Lance Berkman made 8 million this season or roughly 7% of the St. Louis Cardinals payroll. He had a 4.23 WARP or .53 WARP/$M. This week they extended Berkman for another season for $12 million. Berkman will be 36 years old next year and does not truly have a position. Also, that would be a 4 million dollar increase in payroll to a team that will surely add more payroll if they resign star Albert Pujols. This season has been Berkman’s best since he posted a 7.4 WARP in 2008. Since 2005 Berkman has only posted a WARP higher than 4.23 twice. With Berkman being one year older next season, it’s surprising that the Cardinals think he will be as productive as this season, or in fact 4 million dollars more productive than he was this season.
As I mentioned before Berkman does not have a position. He is a below-average first baseman by trade, but the Cardinals will in all likelihood resign Pujols to play first base. Thus, Berkman will be back in right field where he posted a -9.5 UZR this season and a career of -20.5 . The Cards play in the National League, so Berkman cannot DH, which he is much better suited for. In other words the Cardinals are paying $12 million for an out of position 36 year-old who realistically will only post about a 3 WARP from only his bat.
Some experts have speculated the Cardinals signed Berkman in order to keep him away from their division-rival the Milwaukee Brewers, who most likely be in the market for a new first baseman if Prince Fielder decides to take his talents to the Big Apple. But throwing $12 million at a player just to keep him from going to your rival only makes sense in the world of the Red Sox and Yankees.

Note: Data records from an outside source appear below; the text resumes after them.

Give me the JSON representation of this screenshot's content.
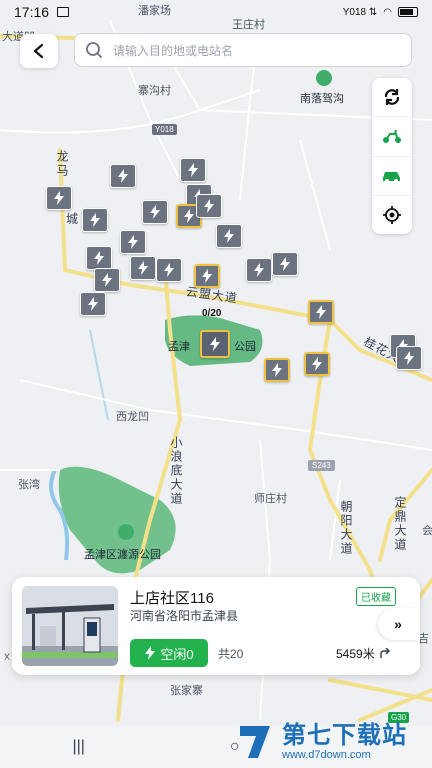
{
  "status_bar": {
    "time": "17:16",
    "signal": "Y018 ⇅",
    "battery_icon": "battery-icon"
  },
  "search": {
    "placeholder": "请输入目的地或电站名"
  },
  "map": {
    "labels": {
      "pan_jia_chang": "潘家场",
      "wang_zhuang_cun": "王庄村",
      "da_dao_ao": "大道凹",
      "zhai_gou_cun": "寨沟村",
      "nan_luo_jia_gou": "南落驾沟",
      "long_ma": "龙马",
      "cheng": "城",
      "yun_meng_da_dao": "云盟大道",
      "meng_jin_park_a": "孟津",
      "meng_jin_park_b": "公园",
      "gui_hua_da_dao": "桂花大道",
      "xi_long_ao": "西龙凹",
      "xiao_lang_di_da_dao": "小浪底大道",
      "zhang_wan": "张湾",
      "shi_zhuang_cun": "师庄村",
      "chao_yang_da_dao": "朝阳大道",
      "meng_jin_pan_yuan": "孟津区瀍源公园",
      "zhang_jia_zhai": "张家寨",
      "ding_ding_da_dao": "定鼎大道",
      "hui": "会",
      "ji": "吉",
      "xi": "X"
    },
    "road_badges": {
      "y018": "Y018",
      "s243": "S243",
      "g30": "G30"
    },
    "selected_count": "0/20"
  },
  "tools": [
    "refresh-icon",
    "scooter-icon",
    "car-icon",
    "locate-icon"
  ],
  "station_card": {
    "name": "上店社区116",
    "address": "河南省洛阳市孟津县",
    "favorite_label": "已收藏",
    "free_label": "空闲0",
    "total_label": "共20",
    "distance": "5459米"
  },
  "expand_label": "»",
  "watermark": {
    "title": "第七下载站",
    "url": "www.d7down.com"
  },
  "colors": {
    "accent": "#22b14c",
    "marker": "#6b7280",
    "marker_border": "#f0c040",
    "road": "#f3e08a",
    "park": "#3fae6a"
  }
}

Needless to say, I do not feel as though economically this was the right move for the Cardinals. It most likely was not a smart move for Berkman as well. As a free agent last season after posting a 1.5 WARP, Berkman was able to get a 8 million dollar deal from the Cardinals. After an all-star year this season, Berkman would garner a multi-year deal, that may not be worth 12 million per season, but much closer to at least a 2-year 20 million dollar contract with another team. Accepting a one year extension will force Lance to perform as well as this season if he expects to get a decent salary after 2012.
The St. Louis Cardinals had the 10th highest payroll in baseball in 2011, after signing Berkman and with more money going the way of Pujols, you can expect the Cards to be even higher in the top 10 of spenders in Major League Baseball.